The Independent is ceasing print production, going online only

The Independent newspaper will cease print production next month and go online only, owners ESI Media announced.

The leftist paper will become the UK’s first national newspaper title to move to ‘a digital-only future’.

Evgeny Lebedev, owner of The Independent, said:

“The newspaper industry is changing, and that change is being driven by readers. They’re showing us that the future is digital. This decision preserves the Independent brand and allows us to continue to invest in the high quality editorial content that is attracting more and more readers to our online platforms.

The Independent has always been a pioneering newspaper with a track record of innovation. It has a proud heritage as Britain’s first truly independent national quality title. My family bought and invested heavily in The Independent because we believe in world-class quality journalism, and this move secures the future of these vitally important editorial values.”

The Independent front page, 15 February 2014
The Independent front page, 15 February 2014

The Independent launched in 1986 as a broadsheet. It was originally intended to reflect the centre of the British political spectrum, but over time it began leaning to the left, making it more a competitor to The Guardian. For a brief period in the 1990s the newspaper sold 400,000 copies a day (more than the Times), but circulation has since dropped to just over one-tenth of that figure.

The last paper edition of The Independent is expected to be on Saturday March 26.

Steve Auckland, Group CEO, ESI Media, said:

“The unique editorial proposition of The Independent is perfectly suited to the global digital landscape. Following this decisive move to digital, we will be as focused and uncompromised as any start-up, but with all the authority and trust of an established newsbrand – a truly unique proposition. We now have a clear and secure future path for our businesses. It’s also a further opportunity for our advertisers to capitalise on our growing, smart, affluent and digitally savvy audience.”

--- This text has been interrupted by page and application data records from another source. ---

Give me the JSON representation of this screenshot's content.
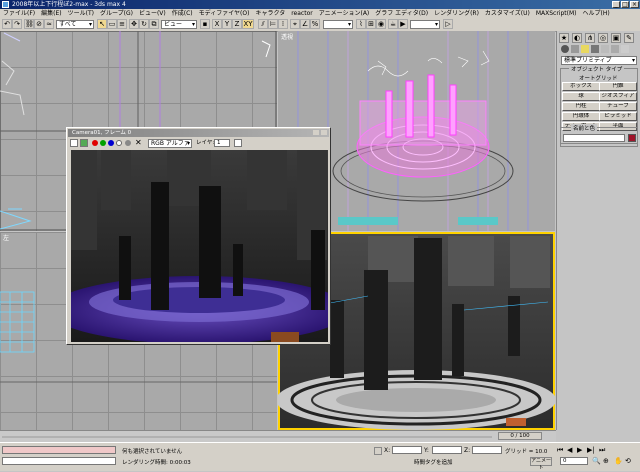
{
  "title_bar": {
    "title": "2008年以上下行程ぼ2-max - 3ds max 4",
    "min": "_",
    "max": "□",
    "close": "×"
  },
  "menu": [
    "ファイル(F)",
    "編集(E)",
    "ツール(T)",
    "グループ(G)",
    "ビュー(V)",
    "作成(C)",
    "モディファイヤ(O)",
    "キャラクタ",
    "reactor",
    "アニメーション(A)",
    "グラフ エディタ(D)",
    "レンダリング(R)",
    "カスタマイズ(U)",
    "MAXScript(M)",
    "ヘルプ(H)"
  ],
  "toolbar": {
    "selection_filter": "すべて",
    "ref_coord": "ビュー",
    "axis_x": "X",
    "axis_y": "Y",
    "axis_z": "Z",
    "axis_xy": "XY",
    "named_sel": ""
  },
  "viewports": {
    "top_right_label": "透視",
    "bottom_left_label": "左"
  },
  "float_window": {
    "title": "Camera01, フレーム 0",
    "channel": "RGB アルファ",
    "layer_label": "レイヤ:",
    "layer_value": "1"
  },
  "command_panel": {
    "category": "標準プリミティブ",
    "rollout_object_type": "オブジェクト タイプ",
    "autogrid": "オートグリッド",
    "buttons": [
      "ボックス",
      "円錐",
      "球",
      "ジオスフィア",
      "円柱",
      "チューブ",
      "円環体",
      "ピラミッド",
      "ティーポット",
      "平面"
    ],
    "rollout_name_color": "名前と色",
    "name_value": "",
    "color_swatch": "#a0142a"
  },
  "time_slider": {
    "frame": "0 / 100"
  },
  "status_bar": {
    "selection_text": "",
    "prompt_line1": "何も選択されていません",
    "prompt_line2": "レンダリング時間: 0:00:03",
    "coord_x_label": "X:",
    "coord_y_label": "Y:",
    "coord_z_label": "Z:",
    "coord_x": "",
    "coord_y": "",
    "coord_z": "",
    "grid_label": "グリッド = 10.0",
    "time_tag_hint": "時間タグを追加",
    "auto_key": "アニメート",
    "frame_value": "0"
  },
  "colors": {
    "accent": "#0a246a",
    "viewport_grid": "#a9a9a9",
    "active_viewport_border": "#ffd200",
    "magic_circle": "#c040c0",
    "floor_purple": "#3a1e8c"
  }
}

ESI confirmed that ceasing print production will result in some redundancies among editorial employees. The exact number of jobs affected will be confirmed following a consultation period, ESI said.